The trial of the Dutch man accused of harassing and extorting B.C. teen Amanda Todd before she took her own life a decade ago heard evidence from an expert in forensic computing and cybercrime with the Dutch National Police on Thursday.
Aydin Coban is facing five charges, including extortion, possession of child pornography, child luring and criminal harassment. The 43-year-old was arrested in 2014 and extradited to Canada in 2020.
Todd became known around the world in 2012 after posting an online video of herself silently holding up flashcards describing a series of cyberbullying and threatening incidents, shortly before she died by suicide.
Via video link and through an interpreter, Insp.

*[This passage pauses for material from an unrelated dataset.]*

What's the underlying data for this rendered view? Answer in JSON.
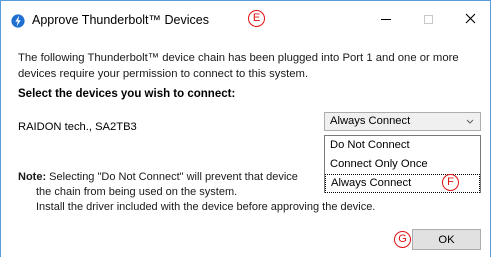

Wybren van der Meer testified he was called to a “holiday park” — a subdivision of rental cabins — in Oisterwijk, Netherlands on Jan. 15, 2014. The call was part of an investigation into Coban, who had recently been arrested in the area, the court heard.
Van der Meer told the court he examined a router at one of the holiday homes that had an IP address police were interested in.
The examination, he testified, revealed the router had connected to a device named ‘Admins PC,’ along with the machine’s unique internal IP address and manufacturer-assigned MAC address.
During cross-examination, defence sought to raise doubt about the possibility Coban could have connected to the wifi network van der Meer investigated from the cabin he was staying in when he was arrested.
Defence argued that Coban had been arrested in a cabin in a park called De Rosep, while the router van der Meer had investigated was in a cabin in the adjacent Valkenbosch park.
Defence showed a photo of a brick holiday home with large trees around it, which van der Meer acknowledged could interfere with wifi connectivity. He also testified distance could affect wifi connection.
Van der Meer testified he wasn’t present when Coban was arrested, and could not confirm which holiday parks were involved, how far apart the bungalows were, or whether the cabin he visited was made of brick. He added that he did not know if the cabin Coban was arrested in had wifi or not.
Defence also raised questions about the router logs van der Meer recorded, noting there were two different devices with the name “Admins PC” recorded with different IP and MAC addresses. One of those devices was not explicitly recorded as having been connected by wifi, and van der Meer confirmed it was possible it could have been connected by a hard-wired internet cable.
The Crown alleges Coban used a network of 22 fake social media accounts to harass Todd and leverage explicit images of her to blackmail her into performing pornographic shows on webcam for him.
It alleges Coban also used those accounts to send explicit video of her to friends, family and her school community.
The case hinges on the question of identity, with Crown seeking to prove Coban was the person behind those accounts. Prosecutors have said they will make the case through technical analysis as well as the content and timing of the messages.
The defence alleges there is no link between Coban and the online extortionist, and that Todd likely shared her social media passwords with others.
Earlier in the day, van der Meer walked the jury through the technical process by which wireless routers connect with and identify user devices and the internet.
He explained how internet service providers assign unique external IP addresses to individual routers, and how routers communicate with unique internal IP and MAC addresses assigned to internet-enabled devices.
In its opening statements Monday, the Crown said it will call several Dutch witnesses, including police who searched the holiday bungalow where Coban lived when he was arrested in 2014, and technology experts who examined computers and hard drives seized at the time.
Throughout Thursday’s testimony Coban sat quietly in the prisoners box, occasionally taking notes and, at one point, appearing to wave at someone in the gallery.
Earlier this week, court heard testimony from Todd’s mother, Carol, and father Norm, who described their daughter’s torment as she received threatening messages from an unknown stalker between 2009 and 2012.
Todd changed schools several times amid real-world bullying linked to the online messages and suffered declining mental health, they said.
The court also heard how invested she was in social media, and how she resisted withdrawing from it despite recommendations from the police after her family reported the threatening messages.